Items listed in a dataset
+===+

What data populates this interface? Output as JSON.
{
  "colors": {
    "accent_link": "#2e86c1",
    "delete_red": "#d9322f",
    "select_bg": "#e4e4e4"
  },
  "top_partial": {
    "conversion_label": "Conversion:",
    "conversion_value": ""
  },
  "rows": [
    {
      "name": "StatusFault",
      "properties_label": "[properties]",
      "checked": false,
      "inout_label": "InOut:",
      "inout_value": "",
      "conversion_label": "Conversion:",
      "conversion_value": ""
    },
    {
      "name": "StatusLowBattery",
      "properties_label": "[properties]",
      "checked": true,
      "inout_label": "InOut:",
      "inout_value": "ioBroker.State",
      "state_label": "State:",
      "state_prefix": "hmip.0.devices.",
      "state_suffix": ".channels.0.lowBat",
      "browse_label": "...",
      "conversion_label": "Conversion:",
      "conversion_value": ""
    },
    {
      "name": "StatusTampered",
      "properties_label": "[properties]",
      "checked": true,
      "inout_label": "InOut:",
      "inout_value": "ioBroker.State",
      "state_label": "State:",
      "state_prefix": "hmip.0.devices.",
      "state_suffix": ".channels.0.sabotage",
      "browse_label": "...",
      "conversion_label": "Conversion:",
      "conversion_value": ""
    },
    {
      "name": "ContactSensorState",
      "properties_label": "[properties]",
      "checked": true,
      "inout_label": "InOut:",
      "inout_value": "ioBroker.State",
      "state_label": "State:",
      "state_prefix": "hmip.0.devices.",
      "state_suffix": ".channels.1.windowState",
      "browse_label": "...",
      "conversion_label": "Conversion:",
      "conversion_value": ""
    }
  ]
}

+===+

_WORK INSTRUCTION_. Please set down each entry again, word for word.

_EXERCISE RESULT_.
What data populates this interface? Output as JSON.
{
  "colors": {
    "accent_link": "#2e86c1",
    "delete_red": "#d9322f",
    "select_bg": "#e4e4e4"
  },
  "top_partial": {
    "conversion_label": "Conversion:",
    "conversion_value": ""
  },
  "rows": [
    {
      "name": "StatusFault",
      "properties_label": "[properties]",
      "checked": false,
      "inout_label": "InOut:",
      "inout_value": "",
      "conversion_label": "Conversion:",
      "conversion_value": ""
    },
    {
      "name": "StatusLowBattery",
      "properties_label": "[properties]",
      "checked": true,
      "inout_label": "InOut:",
      "inout_value": "ioBroker.State",
      "state_label": "State:",
      "state_prefix": "hmip.0.devices.",
      "state_suffix": ".channels.0.lowBat",
      "browse_label": "...",
      "conversion_label": "Conversion:",
      "conversion_value": ""
    },
    {
      "name": "StatusTampered",
      "properties_label": "[properties]",
      "checked": true,
      "inout_label": "InOut:",
      "inout_value": "ioBroker.State",
      "state_label": "State:",
      "state_prefix": "hmip.0.devices.",
      "state_suffix": ".channels.0.sabotage",
      "browse_label": "...",
      "conversion_label": "Conversion:",
      "conversion_value": ""
    },
    {
      "name": "ContactSensorState",
      "properties_label": "[properties]",
      "checked": true,
      "inout_label": "InOut:",
      "inout_value": "ioBroker.State",
      "state_label": "State:",
      "state_prefix": "hmip.0.devices.",
      "state_suffix": ".channels.1.windowState",
      "browse_label": "...",
      "conversion_label": "Conversion:",
      "conversion_value": ""
    }
  ]
}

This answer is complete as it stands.